──────── MATERIAL TO PROCESS

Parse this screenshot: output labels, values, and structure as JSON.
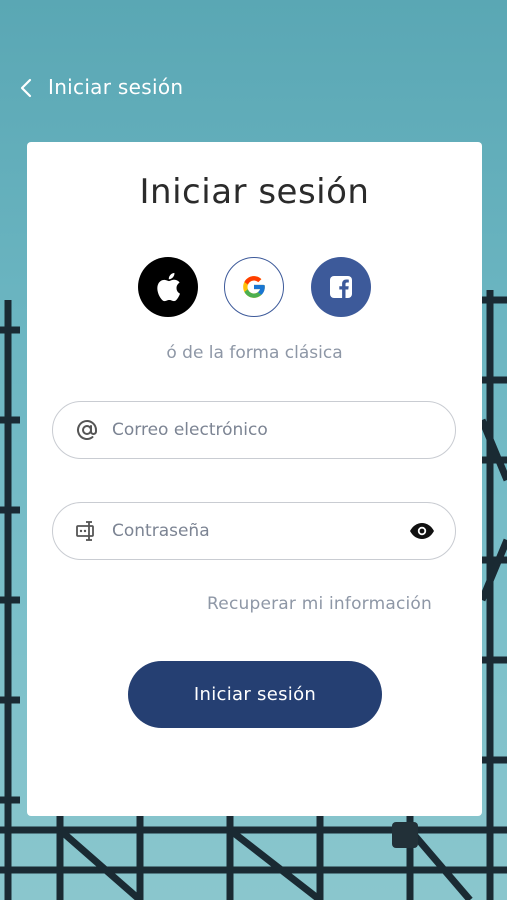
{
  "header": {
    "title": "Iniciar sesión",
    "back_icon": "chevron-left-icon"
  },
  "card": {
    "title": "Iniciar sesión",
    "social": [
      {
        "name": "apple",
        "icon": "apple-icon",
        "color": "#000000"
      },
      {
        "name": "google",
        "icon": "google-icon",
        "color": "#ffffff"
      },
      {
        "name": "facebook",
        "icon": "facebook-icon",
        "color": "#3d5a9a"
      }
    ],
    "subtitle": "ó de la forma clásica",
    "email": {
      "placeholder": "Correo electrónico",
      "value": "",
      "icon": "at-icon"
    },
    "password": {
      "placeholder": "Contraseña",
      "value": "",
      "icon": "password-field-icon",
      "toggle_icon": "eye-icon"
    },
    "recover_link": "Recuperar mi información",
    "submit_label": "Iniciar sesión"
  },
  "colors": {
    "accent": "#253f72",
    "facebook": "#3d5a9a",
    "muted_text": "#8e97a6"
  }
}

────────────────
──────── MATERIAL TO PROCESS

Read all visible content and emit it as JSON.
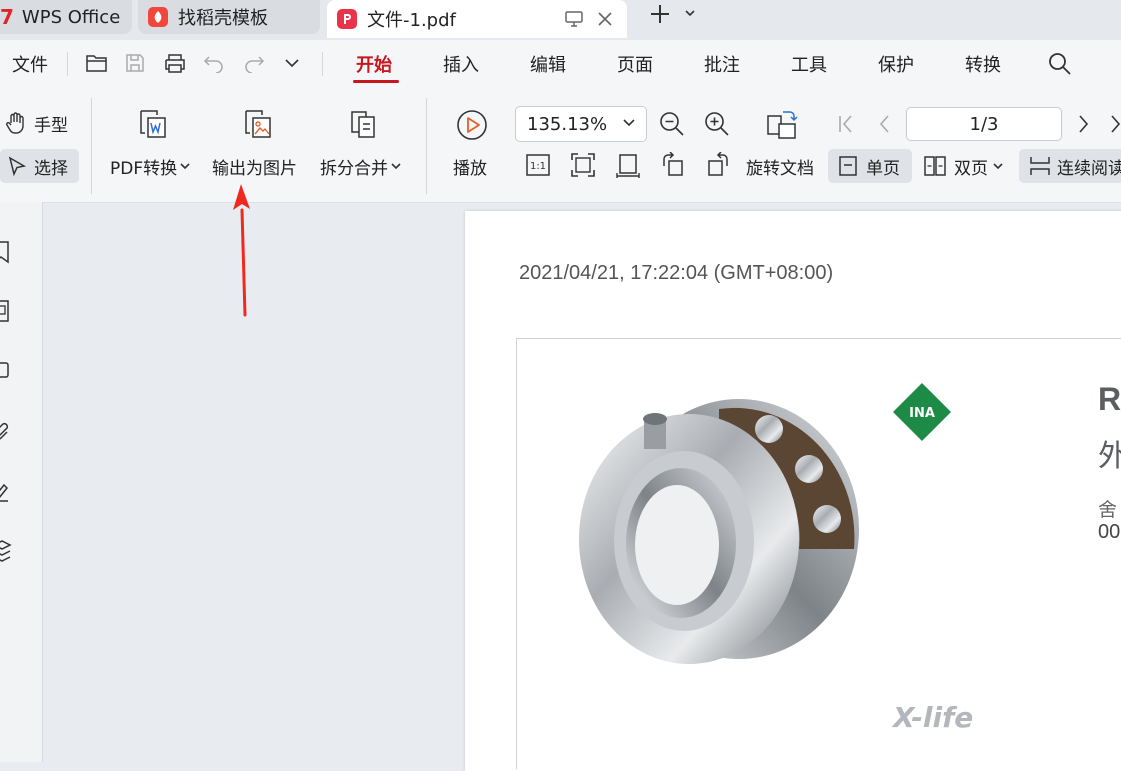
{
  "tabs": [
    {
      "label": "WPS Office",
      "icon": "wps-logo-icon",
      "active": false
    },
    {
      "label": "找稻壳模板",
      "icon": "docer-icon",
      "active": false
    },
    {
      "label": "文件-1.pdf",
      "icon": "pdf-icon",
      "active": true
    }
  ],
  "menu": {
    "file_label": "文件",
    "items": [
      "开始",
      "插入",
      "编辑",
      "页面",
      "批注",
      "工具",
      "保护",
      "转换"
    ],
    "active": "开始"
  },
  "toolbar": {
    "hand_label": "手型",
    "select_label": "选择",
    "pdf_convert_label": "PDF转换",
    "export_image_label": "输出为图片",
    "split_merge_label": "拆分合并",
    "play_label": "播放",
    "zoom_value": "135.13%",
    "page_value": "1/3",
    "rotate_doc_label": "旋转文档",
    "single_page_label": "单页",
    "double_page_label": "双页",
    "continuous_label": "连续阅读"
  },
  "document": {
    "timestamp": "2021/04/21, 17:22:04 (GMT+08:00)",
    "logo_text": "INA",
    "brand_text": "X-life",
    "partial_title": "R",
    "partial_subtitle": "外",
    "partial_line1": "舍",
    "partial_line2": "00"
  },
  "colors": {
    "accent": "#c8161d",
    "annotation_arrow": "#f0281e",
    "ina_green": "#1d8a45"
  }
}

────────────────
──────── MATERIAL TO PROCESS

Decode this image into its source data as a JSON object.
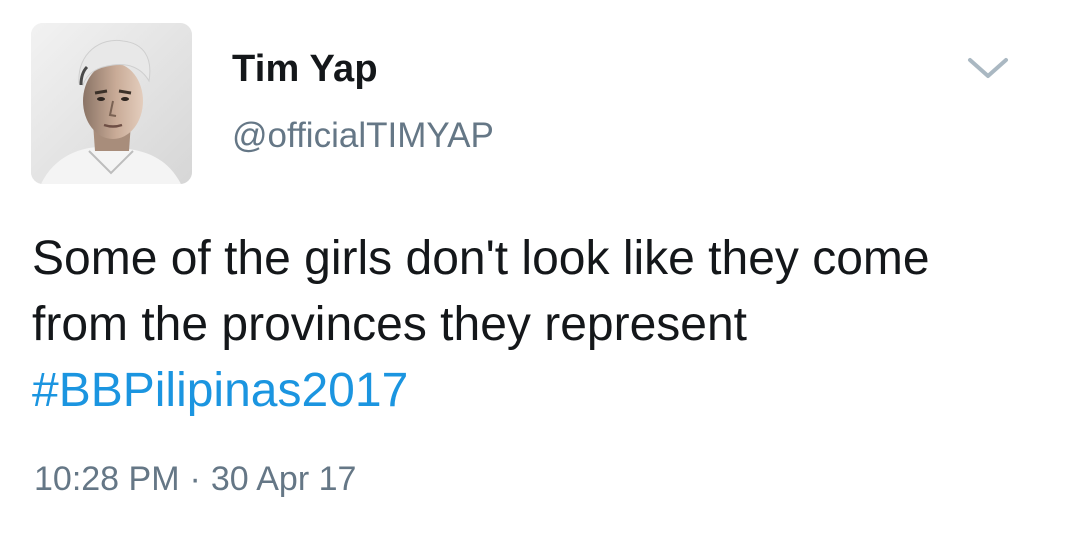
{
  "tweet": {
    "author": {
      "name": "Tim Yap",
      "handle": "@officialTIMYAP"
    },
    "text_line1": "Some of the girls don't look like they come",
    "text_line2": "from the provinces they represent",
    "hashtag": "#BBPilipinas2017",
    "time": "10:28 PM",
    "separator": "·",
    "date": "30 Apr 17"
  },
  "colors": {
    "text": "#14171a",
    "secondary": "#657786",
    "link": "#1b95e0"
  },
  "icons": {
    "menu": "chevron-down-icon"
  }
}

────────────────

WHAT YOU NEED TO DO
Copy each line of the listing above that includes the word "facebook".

ANSWER BOX
        "name": "facebook",
        "icon": "facebook-icon",
    "facebook": "#3d5a9a",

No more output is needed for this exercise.